### Work task
Drop the pictures, then repeat every record exactly as it stands.

### Records to use
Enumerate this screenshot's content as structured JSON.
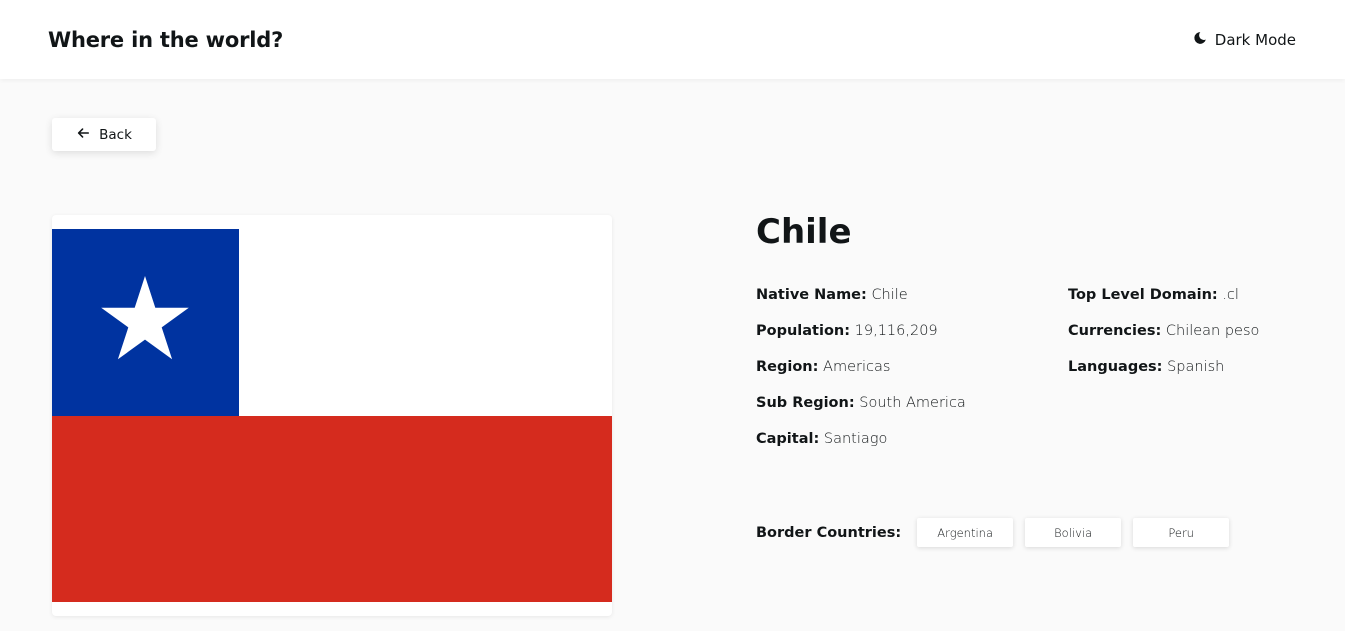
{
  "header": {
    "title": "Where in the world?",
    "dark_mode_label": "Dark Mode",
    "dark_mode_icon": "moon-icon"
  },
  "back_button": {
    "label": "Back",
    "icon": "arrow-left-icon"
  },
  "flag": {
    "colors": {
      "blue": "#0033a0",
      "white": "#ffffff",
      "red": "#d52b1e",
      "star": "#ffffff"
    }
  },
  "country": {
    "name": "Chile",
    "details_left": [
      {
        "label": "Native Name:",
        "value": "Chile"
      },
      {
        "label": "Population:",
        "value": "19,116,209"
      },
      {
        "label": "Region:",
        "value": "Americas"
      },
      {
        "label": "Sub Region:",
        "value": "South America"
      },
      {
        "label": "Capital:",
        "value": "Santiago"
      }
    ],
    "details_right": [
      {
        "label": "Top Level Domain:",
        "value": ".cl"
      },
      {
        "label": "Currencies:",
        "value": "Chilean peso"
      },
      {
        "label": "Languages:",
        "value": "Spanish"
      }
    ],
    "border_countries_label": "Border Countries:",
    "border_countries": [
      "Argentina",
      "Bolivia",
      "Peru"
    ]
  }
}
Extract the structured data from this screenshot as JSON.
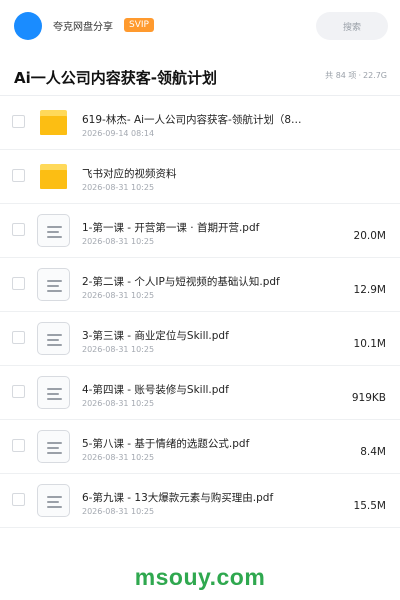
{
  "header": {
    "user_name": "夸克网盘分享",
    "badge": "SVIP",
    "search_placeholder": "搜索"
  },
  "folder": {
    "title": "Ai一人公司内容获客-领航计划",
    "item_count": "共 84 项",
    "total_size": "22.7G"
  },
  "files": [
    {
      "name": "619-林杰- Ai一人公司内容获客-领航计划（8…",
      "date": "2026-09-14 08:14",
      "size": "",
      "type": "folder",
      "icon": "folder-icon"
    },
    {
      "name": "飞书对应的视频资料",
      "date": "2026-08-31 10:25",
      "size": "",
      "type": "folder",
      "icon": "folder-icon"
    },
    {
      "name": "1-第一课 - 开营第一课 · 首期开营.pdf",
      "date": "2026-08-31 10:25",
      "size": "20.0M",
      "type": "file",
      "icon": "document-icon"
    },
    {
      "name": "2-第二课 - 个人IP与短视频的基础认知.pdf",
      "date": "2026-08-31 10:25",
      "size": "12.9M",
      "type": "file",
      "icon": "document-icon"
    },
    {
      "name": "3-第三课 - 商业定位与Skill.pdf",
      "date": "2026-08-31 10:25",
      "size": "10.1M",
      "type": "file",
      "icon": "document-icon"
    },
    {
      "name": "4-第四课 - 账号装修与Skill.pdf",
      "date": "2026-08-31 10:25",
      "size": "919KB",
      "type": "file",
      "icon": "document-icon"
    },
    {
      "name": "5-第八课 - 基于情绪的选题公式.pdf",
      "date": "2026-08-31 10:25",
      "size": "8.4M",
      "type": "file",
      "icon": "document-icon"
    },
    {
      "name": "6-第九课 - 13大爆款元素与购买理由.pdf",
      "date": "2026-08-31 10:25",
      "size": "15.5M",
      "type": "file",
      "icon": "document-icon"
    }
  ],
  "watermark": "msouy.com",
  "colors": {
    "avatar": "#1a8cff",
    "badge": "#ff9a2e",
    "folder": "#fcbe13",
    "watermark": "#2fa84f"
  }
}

### Worked solution
Enumerate this screenshot's content as structured JSON.
{
  "header": {
    "title": "Where in the world?",
    "dark_mode_label": "Dark Mode",
    "dark_mode_icon": "moon-icon"
  },
  "back_button": {
    "label": "Back",
    "icon": "arrow-left-icon"
  },
  "flag": {
    "colors": {
      "blue": "#0033a0",
      "white": "#ffffff",
      "red": "#d52b1e",
      "star": "#ffffff"
    }
  },
  "country": {
    "name": "Chile",
    "details_left": [
      {
        "label": "Native Name:",
        "value": "Chile"
      },
      {
        "label": "Population:",
        "value": "19,116,209"
      },
      {
        "label": "Region:",
        "value": "Americas"
      },
      {
        "label": "Sub Region:",
        "value": "South America"
      },
      {
        "label": "Capital:",
        "value": "Santiago"
      }
    ],
    "details_right": [
      {
        "label": "Top Level Domain:",
        "value": ".cl"
      },
      {
        "label": "Currencies:",
        "value": "Chilean peso"
      },
      {
        "label": "Languages:",
        "value": "Spanish"
      }
    ],
    "border_countries_label": "Border Countries:",
    "border_countries": [
      "Argentina",
      "Bolivia",
      "Peru"
    ]
  }
}
Extract the structured data from this screenshot as JSON.
{
  "header": {
    "user_name": "夸克网盘分享",
    "badge": "SVIP",
    "search_placeholder": "搜索"
  },
  "folder": {
    "title": "Ai一人公司内容获客-领航计划",
    "item_count": "共 84 项",
    "total_size": "22.7G"
  },
  "files": [
    {
      "name": "619-林杰- Ai一人公司内容获客-领航计划（8…",
      "date": "2026-09-14 08:14",
      "size": "",
      "type": "folder",
      "icon": "folder-icon"
    },
    {
      "name": "飞书对应的视频资料",
      "date": "2026-08-31 10:25",
      "size": "",
      "type": "folder",
      "icon": "folder-icon"
    },
    {
      "name": "1-第一课 - 开营第一课 · 首期开营.pdf",
      "date": "2026-08-31 10:25",
      "size": "20.0M",
      "type": "file",
      "icon": "document-icon"
    },
    {
      "name": "2-第二课 - 个人IP与短视频的基础认知.pdf",
      "date": "2026-08-31 10:25",
      "size": "12.9M",
      "type": "file",
      "icon": "document-icon"
    },
    {
      "name": "3-第三课 - 商业定位与Skill.pdf",
      "date": "2026-08-31 10:25",
      "size": "10.1M",
      "type": "file",
      "icon": "document-icon"
    },
    {
      "name": "4-第四课 - 账号装修与Skill.pdf",
      "date": "2026-08-31 10:25",
      "size": "919KB",
      "type": "file",
      "icon": "document-icon"
    },
    {
      "name": "5-第八课 - 基于情绪的选题公式.pdf",
      "date": "2026-08-31 10:25",
      "size": "8.4M",
      "type": "file",
      "icon": "document-icon"
    },
    {
      "name": "6-第九课 - 13大爆款元素与购买理由.pdf",
      "date": "2026-08-31 10:25",
      "size": "15.5M",
      "type": "file",
      "icon": "document-icon"
    }
  ],
  "watermark": "msouy.com",
  "colors": {
    "avatar": "#1a8cff",
    "badge": "#ff9a2e",
    "folder": "#fcbe13",
    "watermark": "#2fa84f"
  }
}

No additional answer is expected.